He goes on to speculate, “One possibility is that the reasons for prescribing are systematically different between practices with high or low deprivation, and that those in more deprived practices are more likely to be given repeat prescriptions.” This is more likely to be the case, given that different benzodiazepines are related in different ways to deprivation and prescription patterns. Moreover, the Index of Multiple Deprivation scores are not individually determined for those patients on the drugs, and therefore there is no certainty that deprived patients have higher odds of being prescribed benzodiazepines or Z-drugs. Thus more work is necessary to find drug-specific associations.
The high volume of benzodiazepine prescribing in deprived areas should wake physicians up to the fact that some of their patients may have been on these drugs over the long term, increasing their medical and addiction risk. As the researchers note, Public Health England has recently reported that these drugs are being taken by a lot of people, and some for a very long time. All doctors who have faced the latter situation are aware that these patients often find it hard to discontinue the drugs.
With benzodiazepines, addiction is relatively low-profile. Moreover, despite the unnoticeable nature of the addiction, the medical side-effects are quite physical and can cause problems for both the patients and for others.
Shantikumar sums up, “What clinicians can do is be aware that they may have patients who have been on these tablets for a long time and are potentially at risk, so it is worth actively thinking about whether a patient needs to continue taking those tablets or if there are alternative strategies.
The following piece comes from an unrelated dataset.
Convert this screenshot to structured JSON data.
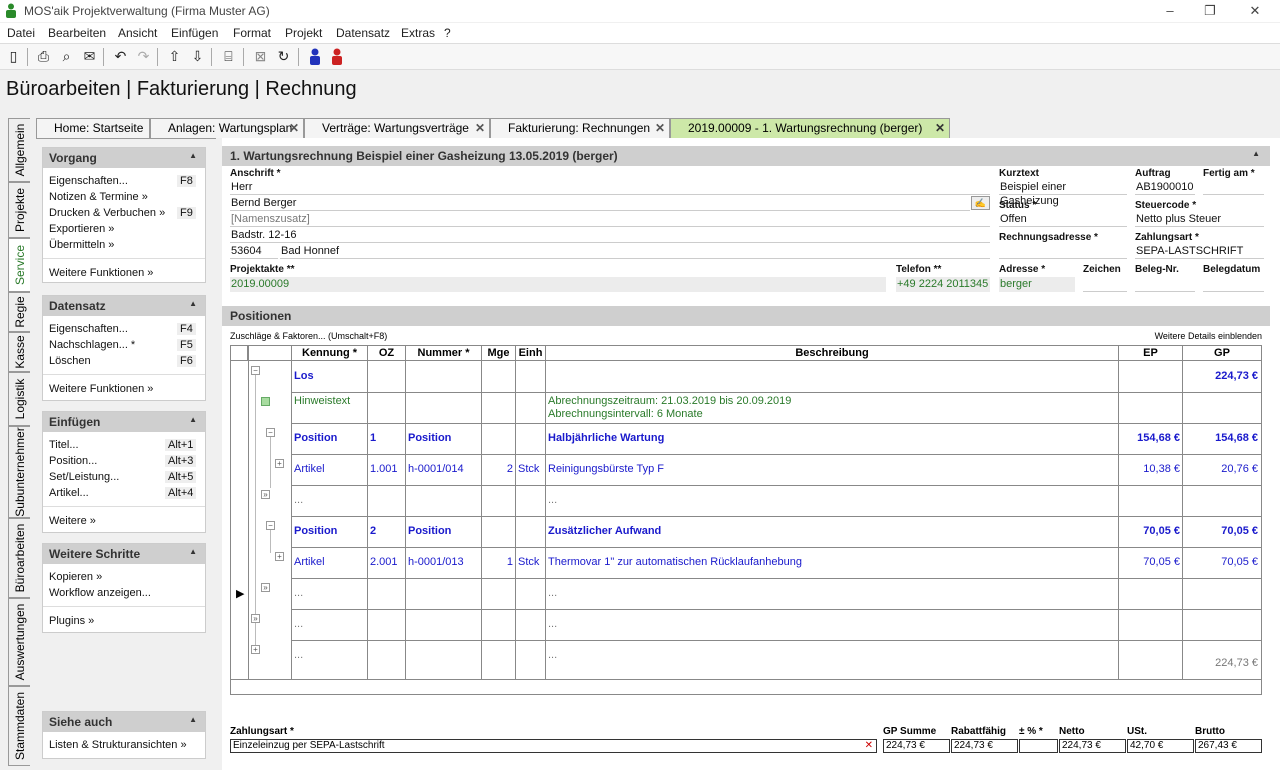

Ultimately, we'd like to specifically identify the individual and GP practice characteristics which may be the driving factors behind long-term benzodiazepine use.”
The optimal outcome, in the view of the investigators, would be to systematically identify those who are using these drugs over the long term, so that their GPs can offer them other options to control their symptoms while reducing the risk of adverse effects and dependence. If anyone thinks they are possibly dependent on these medications, or knows they are addicted, they can get help from their GPs. The researchers also recommend the Frank website for information about the problem as well as locally available addiction services, besides its 24-hour hotline that offers private counseling.
Socioeconomic status and benzodiazepine and Z-drug prescribing: a cross-sectional study of practice-level data in England. Stephanie Soyombo, Rhian Stanbrook, Harpal Aujla, David Capewell, Mary Shantikumar, Farah Kidy, Daniel Todkill, and Saran Shantikumar. Family Practice. 22 October 2019, cmz054, https://doi.org/10.1093/fampra/cmz054. https://academic.oup.com/fampra/advance-article/doi/10.1093/fampra/cmz054/5601156